*** Opening TASK INPUTS ***

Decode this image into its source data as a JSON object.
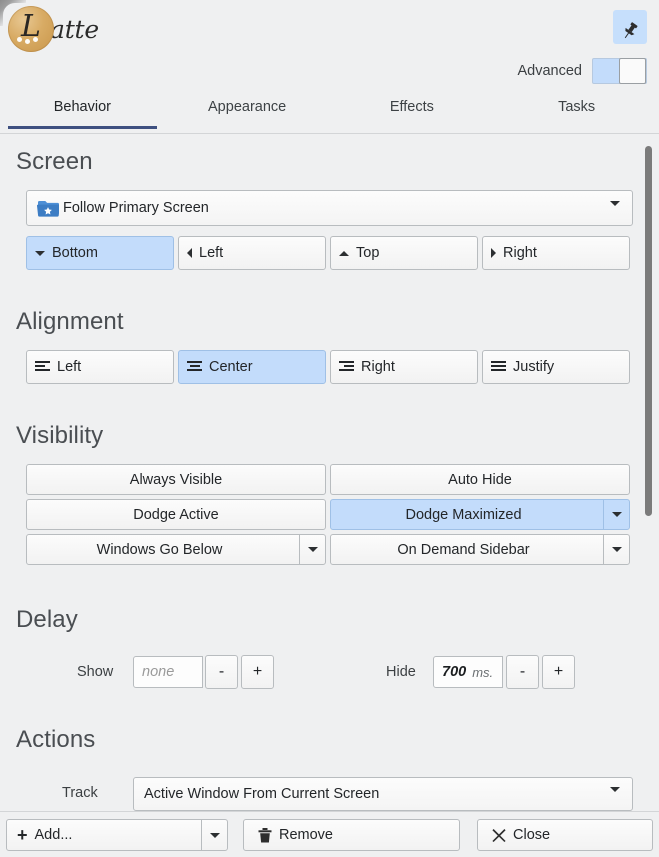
{
  "window": {
    "app_name": "Latte",
    "logo_letter": "L",
    "logo_rest": "atte"
  },
  "header": {
    "pin_icon": "pushpin-icon",
    "advanced_label": "Advanced",
    "advanced_enabled": false
  },
  "tabs": [
    {
      "label": "Behavior",
      "active": true
    },
    {
      "label": "Appearance",
      "active": false
    },
    {
      "label": "Effects",
      "active": false
    },
    {
      "label": "Tasks",
      "active": false
    }
  ],
  "sections": {
    "screen": {
      "title": "Screen",
      "combo": {
        "value": "Follow Primary Screen",
        "icon": "folder-star-icon"
      },
      "edges": [
        {
          "label": "Bottom",
          "icon": "arrow-down-icon",
          "selected": true
        },
        {
          "label": "Left",
          "icon": "arrow-left-icon",
          "selected": false
        },
        {
          "label": "Top",
          "icon": "arrow-up-icon",
          "selected": false
        },
        {
          "label": "Right",
          "icon": "arrow-right-icon",
          "selected": false
        }
      ]
    },
    "alignment": {
      "title": "Alignment",
      "options": [
        {
          "label": "Left",
          "icon": "align-left-icon",
          "selected": false
        },
        {
          "label": "Center",
          "icon": "align-center-icon",
          "selected": true
        },
        {
          "label": "Right",
          "icon": "align-right-icon",
          "selected": false
        },
        {
          "label": "Justify",
          "icon": "align-justify-icon",
          "selected": false
        }
      ]
    },
    "visibility": {
      "title": "Visibility",
      "options": [
        {
          "label": "Always Visible",
          "selected": false,
          "has_menu": false
        },
        {
          "label": "Auto Hide",
          "selected": false,
          "has_menu": false
        },
        {
          "label": "Dodge Active",
          "selected": false,
          "has_menu": false
        },
        {
          "label": "Dodge Maximized",
          "selected": true,
          "has_menu": true
        },
        {
          "label": "Windows Go Below",
          "selected": false,
          "has_menu": true
        },
        {
          "label": "On Demand Sidebar",
          "selected": false,
          "has_menu": true
        }
      ]
    },
    "delay": {
      "title": "Delay",
      "show": {
        "label": "Show",
        "value": "",
        "placeholder": "none",
        "unit": "",
        "decrement": "-",
        "increment": "+"
      },
      "hide": {
        "label": "Hide",
        "value": "700",
        "placeholder": "",
        "unit": "ms.",
        "decrement": "-",
        "increment": "+"
      }
    },
    "actions": {
      "title": "Actions",
      "track": {
        "label": "Track",
        "value": "Active Window From Current Screen"
      }
    }
  },
  "bottom_bar": {
    "add": {
      "label": "Add...",
      "icon": "plus-icon",
      "menu_icon": "chevron-down-icon"
    },
    "remove": {
      "label": "Remove",
      "icon": "trash-icon"
    },
    "close": {
      "label": "Close",
      "icon": "close-x-icon"
    }
  },
  "scroll": {
    "thumb_top_pct": 1,
    "thumb_height_pct": 55
  },
  "colors": {
    "window_bg": "#eff0f1",
    "selection": "#c3dcfb",
    "accent": "#3e5080",
    "border": "#b8bcbf",
    "brand_gold": "#d8ab64"
  }
}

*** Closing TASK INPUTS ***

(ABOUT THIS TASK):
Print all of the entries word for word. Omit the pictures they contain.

(YOUR RESPONSE):
Decode this image into its source data as a JSON object.
{
  "window": {
    "app_name": "Latte",
    "logo_letter": "L",
    "logo_rest": "atte"
  },
  "header": {
    "pin_icon": "pushpin-icon",
    "advanced_label": "Advanced",
    "advanced_enabled": false
  },
  "tabs": [
    {
      "label": "Behavior",
      "active": true
    },
    {
      "label": "Appearance",
      "active": false
    },
    {
      "label": "Effects",
      "active": false
    },
    {
      "label": "Tasks",
      "active": false
    }
  ],
  "sections": {
    "screen": {
      "title": "Screen",
      "combo": {
        "value": "Follow Primary Screen",
        "icon": "folder-star-icon"
      },
      "edges": [
        {
          "label": "Bottom",
          "icon": "arrow-down-icon",
          "selected": true
        },
        {
          "label": "Left",
          "icon": "arrow-left-icon",
          "selected": false
        },
        {
          "label": "Top",
          "icon": "arrow-up-icon",
          "selected": false
        },
        {
          "label": "Right",
          "icon": "arrow-right-icon",
          "selected": false
        }
      ]
    },
    "alignment": {
      "title": "Alignment",
      "options": [
        {
          "label": "Left",
          "icon": "align-left-icon",
          "selected": false
        },
        {
          "label": "Center",
          "icon": "align-center-icon",
          "selected": true
        },
        {
          "label": "Right",
          "icon": "align-right-icon",
          "selected": false
        },
        {
          "label": "Justify",
          "icon": "align-justify-icon",
          "selected": false
        }
      ]
    },
    "visibility": {
      "title": "Visibility",
      "options": [
        {
          "label": "Always Visible",
          "selected": false,
          "has_menu": false
        },
        {
          "label": "Auto Hide",
          "selected": false,
          "has_menu": false
        },
        {
          "label": "Dodge Active",
          "selected": false,
          "has_menu": false
        },
        {
          "label": "Dodge Maximized",
          "selected": true,
          "has_menu": true
        },
        {
          "label": "Windows Go Below",
          "selected": false,
          "has_menu": true
        },
        {
          "label": "On Demand Sidebar",
          "selected": false,
          "has_menu": true
        }
      ]
    },
    "delay": {
      "title": "Delay",
      "show": {
        "label": "Show",
        "value": "",
        "placeholder": "none",
        "unit": "",
        "decrement": "-",
        "increment": "+"
      },
      "hide": {
        "label": "Hide",
        "value": "700",
        "placeholder": "",
        "unit": "ms.",
        "decrement": "-",
        "increment": "+"
      }
    },
    "actions": {
      "title": "Actions",
      "track": {
        "label": "Track",
        "value": "Active Window From Current Screen"
      }
    }
  },
  "bottom_bar": {
    "add": {
      "label": "Add...",
      "icon": "plus-icon",
      "menu_icon": "chevron-down-icon"
    },
    "remove": {
      "label": "Remove",
      "icon": "trash-icon"
    },
    "close": {
      "label": "Close",
      "icon": "close-x-icon"
    }
  },
  "scroll": {
    "thumb_top_pct": 1,
    "thumb_height_pct": 55
  },
  "colors": {
    "window_bg": "#eff0f1",
    "selection": "#c3dcfb",
    "accent": "#3e5080",
    "border": "#b8bcbf",
    "brand_gold": "#d8ab64"
  }
}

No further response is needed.